**The problem**
Please look for the string "this" below and report every line in which it occurs.

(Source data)
- Opening Delimiter -
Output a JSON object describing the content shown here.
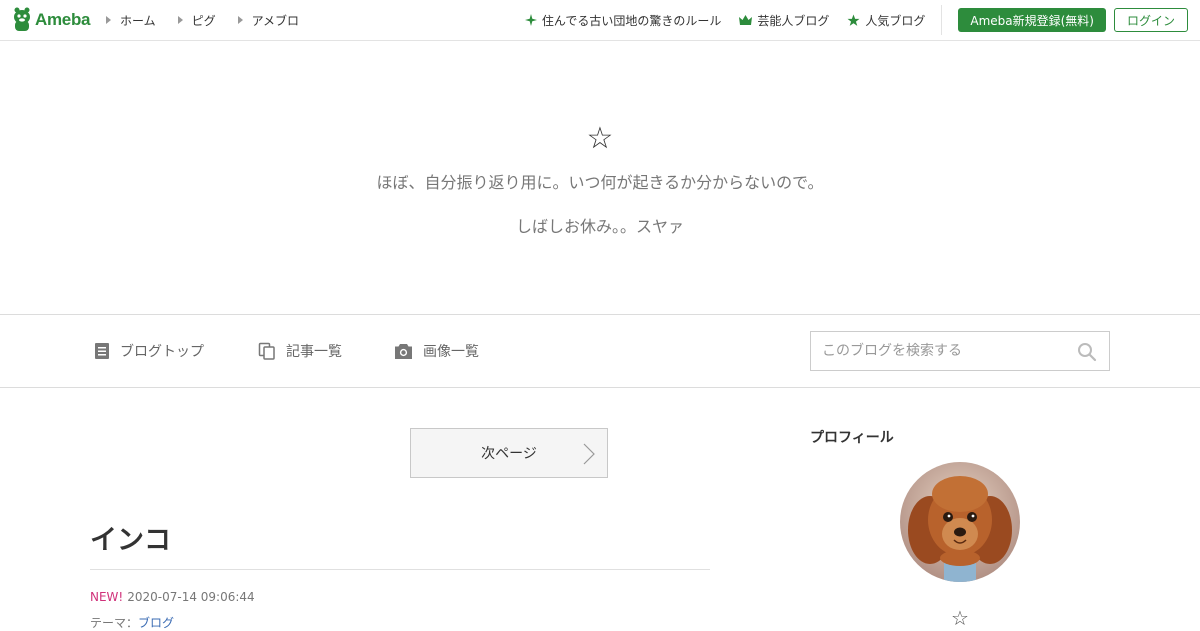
{
  "header": {
    "logo_text": "Ameba",
    "nav": [
      "ホーム",
      "ピグ",
      "アメブロ"
    ],
    "links": [
      {
        "label": "住んでる古い団地の驚きのルール",
        "icon": "sparkle-icon"
      },
      {
        "label": "芸能人ブログ",
        "icon": "crown-icon"
      },
      {
        "label": "人気ブログ",
        "icon": "star-icon"
      }
    ],
    "register_label": "Ameba新規登録(無料)",
    "login_label": "ログイン",
    "brand_color": "#2d8c3c"
  },
  "blog": {
    "title": "☆",
    "description_1": "ほぼ、自分振り返り用に。いつ何が起きるか分からないので。",
    "description_2": "しばしお休み。。スヤァ"
  },
  "subnav": {
    "items": [
      {
        "label": "ブログトップ",
        "icon": "document-icon"
      },
      {
        "label": "記事一覧",
        "icon": "copy-icon"
      },
      {
        "label": "画像一覧",
        "icon": "camera-icon"
      }
    ],
    "search_placeholder": "このブログを検索する"
  },
  "main": {
    "next_page_label": "次ページ",
    "entry": {
      "title": "インコ",
      "new_label": "NEW!",
      "date": "2020-07-14 09:06:44",
      "theme_prefix": "テーマ：",
      "theme": "ブログ"
    }
  },
  "sidebar": {
    "profile_heading": "プロフィール",
    "profile_name": "☆"
  }
}
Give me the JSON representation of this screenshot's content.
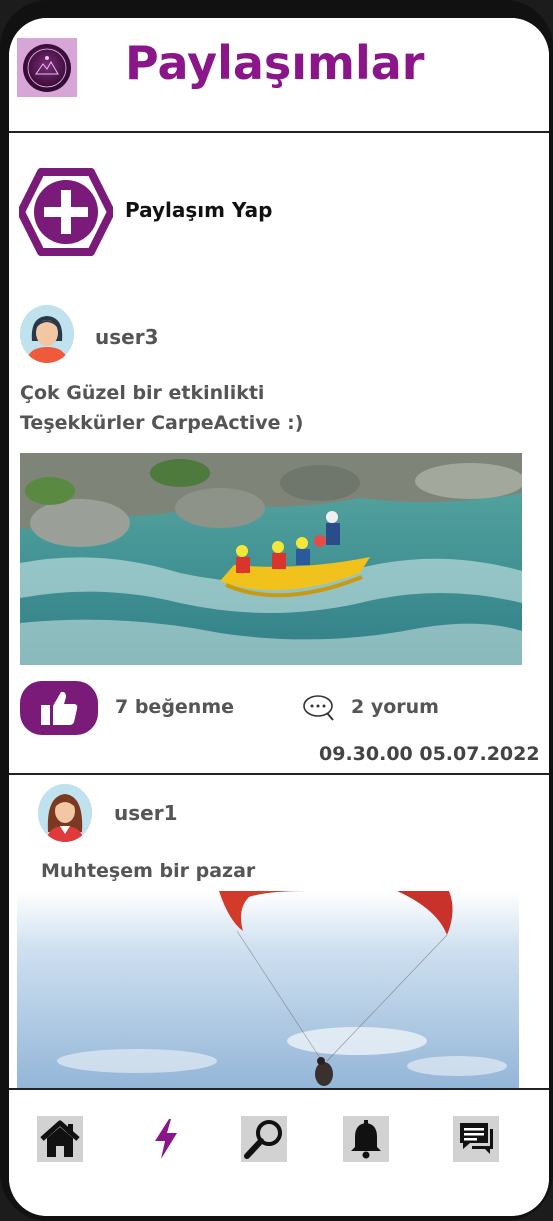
{
  "header": {
    "title": "Paylaşımlar",
    "logo_icon": "carpe-active-logo"
  },
  "create_post": {
    "icon": "plus-circle-icon",
    "label": "Paylaşım Yap"
  },
  "posts": [
    {
      "username": "user3",
      "avatar": "female-avatar-short-hair",
      "text_lines": [
        "Çok Güzel bir etkinlikti",
        "Teşekkürler CarpeActive :)"
      ],
      "image": "white-water-rafting-photo",
      "likes_text": "7 beğenme",
      "comments_text": "2 yorum",
      "timestamp": "09.30.00 05.07.2022"
    },
    {
      "username": "user1",
      "avatar": "female-avatar-long-hair",
      "text_lines": [
        "Muhteşem bir pazar"
      ],
      "image": "paragliding-photo"
    }
  ],
  "navbar": {
    "items": [
      {
        "icon": "home-icon"
      },
      {
        "icon": "lightning-icon",
        "active": true
      },
      {
        "icon": "search-icon"
      },
      {
        "icon": "bell-icon"
      },
      {
        "icon": "chat-icon"
      }
    ]
  },
  "colors": {
    "accent": "#8a168a",
    "like_button": "#7a1b7a",
    "text": "#555555"
  }
}
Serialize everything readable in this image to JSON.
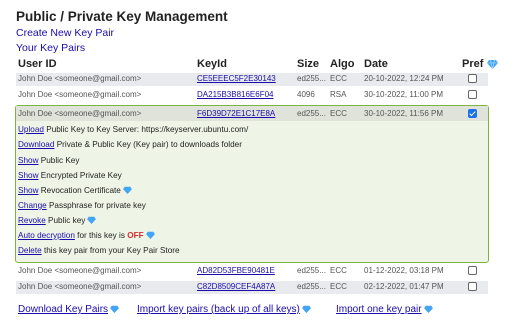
{
  "title": "Public / Private Key Management",
  "links": {
    "create": "Create New Key Pair",
    "your_keys": "Your Key Pairs"
  },
  "headers": {
    "user_id": "User ID",
    "key_id": "KeyId",
    "size": "Size",
    "algo": "Algo",
    "date": "Date",
    "pref": "Pref"
  },
  "rows": [
    {
      "user": "John Doe <someone@gmail.com>",
      "key": "CE5EEEC5F2E30143",
      "size": "ed255...",
      "algo": "ECC",
      "date": "20-10-2022, 12:24 PM",
      "pref": false
    },
    {
      "user": "John Doe <someone@gmail.com>",
      "key": "DA215B3B816E6F04",
      "size": "4096",
      "algo": "RSA",
      "date": "30-10-2022, 11:00 PM",
      "pref": false
    }
  ],
  "selected": {
    "user": "John Doe <someone@gmail.com>",
    "key": "F6D39D72E1C17E8A",
    "size": "ed255...",
    "algo": "ECC",
    "date": "30-10-2022, 11:56 PM",
    "pref": true
  },
  "actions": {
    "upload": {
      "link": "Upload",
      "text": " Public Key to Key Server: https://keyserver.ubuntu.com/"
    },
    "download": {
      "link": "Download",
      "text": " Private & Public Key (Key pair) to downloads folder"
    },
    "show_pub": {
      "link": "Show",
      "text": " Public Key"
    },
    "show_enc": {
      "link": "Show",
      "text": " Encrypted Private Key"
    },
    "show_rev": {
      "link": "Show",
      "text": " Revocation Certificate"
    },
    "change": {
      "link": "Change",
      "text": " Passphrase for private key"
    },
    "revoke": {
      "link": "Revoke",
      "text": " Public key"
    },
    "auto": {
      "link": "Auto decryption",
      "text": " for this key is ",
      "state": "OFF"
    },
    "delete": {
      "link": "Delete",
      "text": " this key pair from your Key Pair Store"
    }
  },
  "rows_after": [
    {
      "user": "John Doe <someone@gmail.com>",
      "key": "AD82D53FBE90481E",
      "size": "ed255...",
      "algo": "ECC",
      "date": "01-12-2022, 03:18 PM",
      "pref": false
    },
    {
      "user": "John Doe <someone@gmail.com>",
      "key": "C82D8509CEF4A87A",
      "size": "ed255...",
      "algo": "ECC",
      "date": "02-12-2022, 01:47 PM",
      "pref": false
    }
  ],
  "footer": {
    "download_all": "Download Key Pairs",
    "import_backup": "Import key pairs (back up of all keys)",
    "import_one": "Import one key pair"
  },
  "colors": {
    "link": "#1a0dab",
    "panel_border": "#7cb342",
    "panel_bg": "#eef5e6",
    "row_shade": "#e8eaed",
    "off": "#d32f2f",
    "gem": "#42a5f5"
  }
}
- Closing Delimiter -
**Reply to the task**
Give me the JSON representation of this screenshot's content.
Serialize everything readable in this image to JSON.
      "text": " for this key is ",
      "text": " this key pair from your Key Pair Store"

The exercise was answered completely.